YOUR ASSIGNMENT. Considering the entries that follow, report how many lines include the string "this", giving the number alone.

DATA UNDER STUDY.

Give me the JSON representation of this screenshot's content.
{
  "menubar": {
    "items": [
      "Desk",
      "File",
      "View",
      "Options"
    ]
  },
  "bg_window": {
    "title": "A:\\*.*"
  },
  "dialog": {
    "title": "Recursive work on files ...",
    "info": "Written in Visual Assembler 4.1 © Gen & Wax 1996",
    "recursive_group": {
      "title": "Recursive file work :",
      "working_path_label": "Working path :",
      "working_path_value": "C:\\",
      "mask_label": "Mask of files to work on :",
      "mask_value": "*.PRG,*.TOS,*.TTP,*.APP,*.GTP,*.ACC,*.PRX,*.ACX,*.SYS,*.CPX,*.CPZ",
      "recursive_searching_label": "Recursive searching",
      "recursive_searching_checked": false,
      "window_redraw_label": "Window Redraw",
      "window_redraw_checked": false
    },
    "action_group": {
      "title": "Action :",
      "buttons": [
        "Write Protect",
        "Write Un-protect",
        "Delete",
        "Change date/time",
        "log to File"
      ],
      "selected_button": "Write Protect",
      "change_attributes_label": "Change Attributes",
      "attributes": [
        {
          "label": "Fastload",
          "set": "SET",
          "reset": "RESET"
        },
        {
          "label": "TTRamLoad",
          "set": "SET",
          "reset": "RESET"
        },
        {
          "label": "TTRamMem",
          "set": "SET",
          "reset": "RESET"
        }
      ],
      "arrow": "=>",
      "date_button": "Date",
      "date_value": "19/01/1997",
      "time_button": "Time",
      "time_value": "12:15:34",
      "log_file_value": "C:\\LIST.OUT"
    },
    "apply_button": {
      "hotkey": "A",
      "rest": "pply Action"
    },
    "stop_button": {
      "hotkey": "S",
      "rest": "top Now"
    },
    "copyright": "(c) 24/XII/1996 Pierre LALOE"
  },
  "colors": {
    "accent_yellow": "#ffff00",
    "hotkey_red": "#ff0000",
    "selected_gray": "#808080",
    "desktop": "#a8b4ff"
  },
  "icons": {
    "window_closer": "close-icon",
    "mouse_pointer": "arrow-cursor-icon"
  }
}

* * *

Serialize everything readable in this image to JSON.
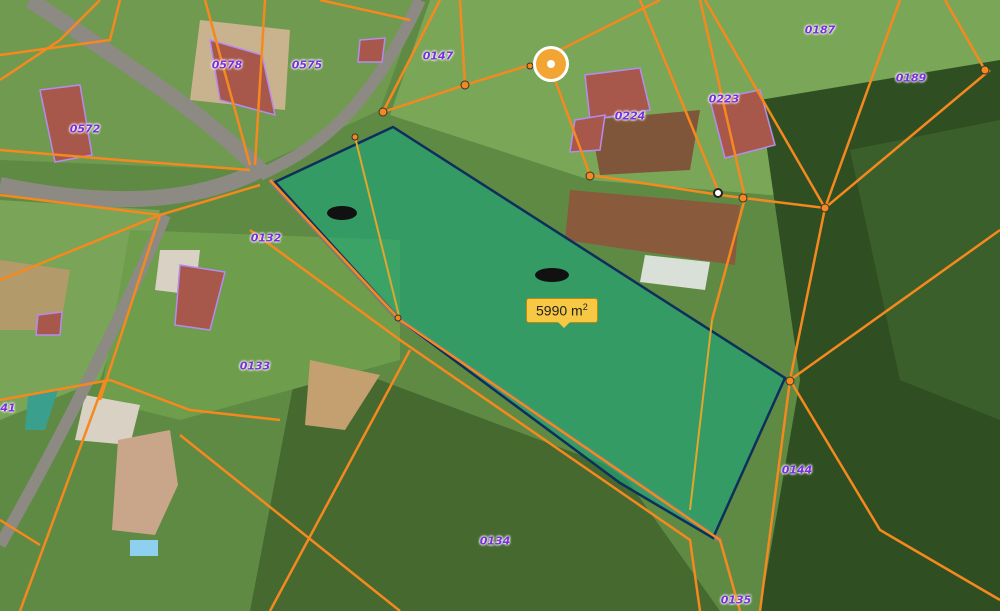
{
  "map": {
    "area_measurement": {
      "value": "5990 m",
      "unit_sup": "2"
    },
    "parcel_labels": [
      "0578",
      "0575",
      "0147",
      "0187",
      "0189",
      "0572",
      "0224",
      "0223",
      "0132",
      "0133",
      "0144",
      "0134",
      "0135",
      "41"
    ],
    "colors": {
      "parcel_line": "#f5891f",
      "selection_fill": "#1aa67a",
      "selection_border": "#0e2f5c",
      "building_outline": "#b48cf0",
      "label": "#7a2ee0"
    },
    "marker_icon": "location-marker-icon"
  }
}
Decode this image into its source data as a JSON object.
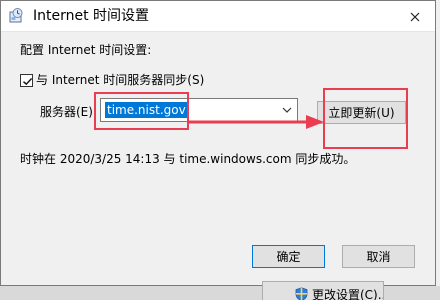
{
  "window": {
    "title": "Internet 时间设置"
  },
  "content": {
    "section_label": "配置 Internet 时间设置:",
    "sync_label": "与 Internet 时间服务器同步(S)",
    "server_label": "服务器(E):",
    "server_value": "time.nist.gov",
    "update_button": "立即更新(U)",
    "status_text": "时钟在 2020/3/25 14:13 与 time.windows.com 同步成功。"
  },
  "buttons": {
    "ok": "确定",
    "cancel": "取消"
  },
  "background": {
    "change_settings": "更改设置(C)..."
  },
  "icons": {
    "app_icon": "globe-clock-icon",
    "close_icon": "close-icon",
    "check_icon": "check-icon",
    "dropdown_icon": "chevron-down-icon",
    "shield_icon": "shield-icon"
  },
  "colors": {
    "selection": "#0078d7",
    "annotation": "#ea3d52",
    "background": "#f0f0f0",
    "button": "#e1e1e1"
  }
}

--

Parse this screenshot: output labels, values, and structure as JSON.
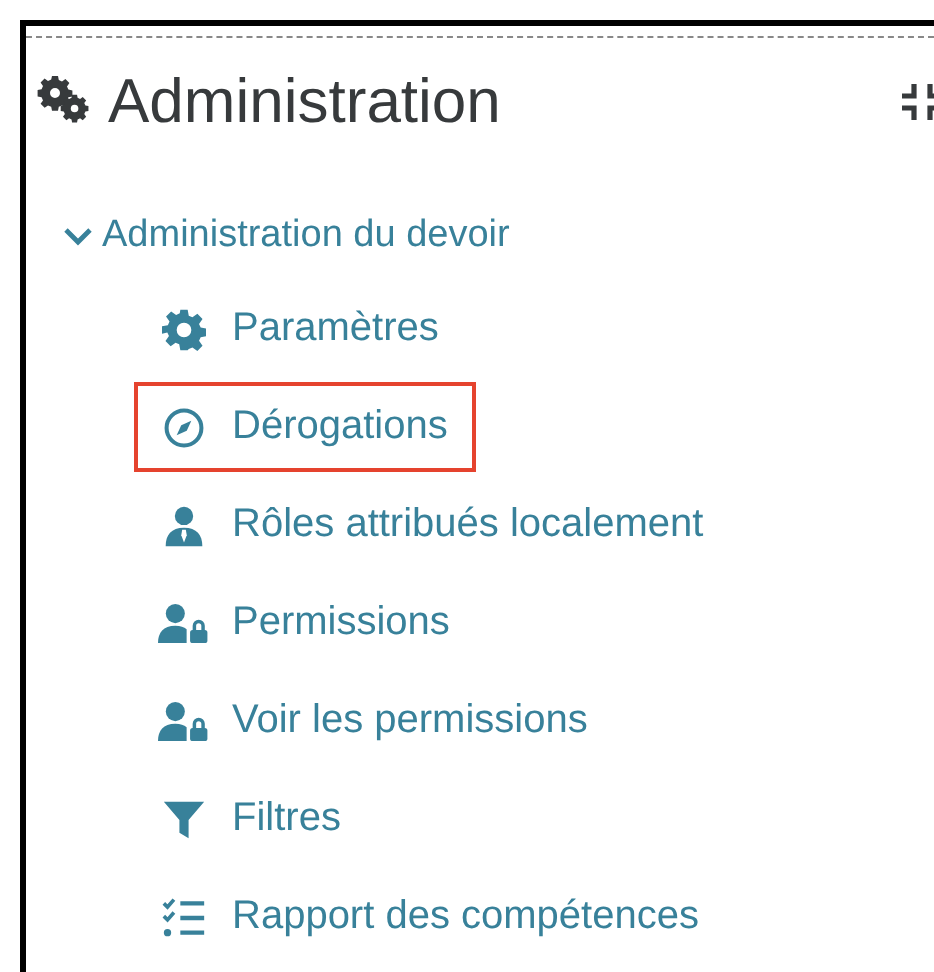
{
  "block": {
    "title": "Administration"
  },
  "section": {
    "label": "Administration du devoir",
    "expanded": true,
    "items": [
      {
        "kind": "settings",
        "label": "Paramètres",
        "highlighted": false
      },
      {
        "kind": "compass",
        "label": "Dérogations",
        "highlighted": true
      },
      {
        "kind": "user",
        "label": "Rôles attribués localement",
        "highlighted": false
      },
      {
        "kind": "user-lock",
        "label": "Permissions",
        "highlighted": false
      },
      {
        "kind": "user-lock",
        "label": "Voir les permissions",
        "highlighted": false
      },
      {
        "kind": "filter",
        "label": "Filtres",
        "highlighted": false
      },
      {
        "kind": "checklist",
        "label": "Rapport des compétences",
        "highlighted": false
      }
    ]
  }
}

WORKED SOLUTION. 4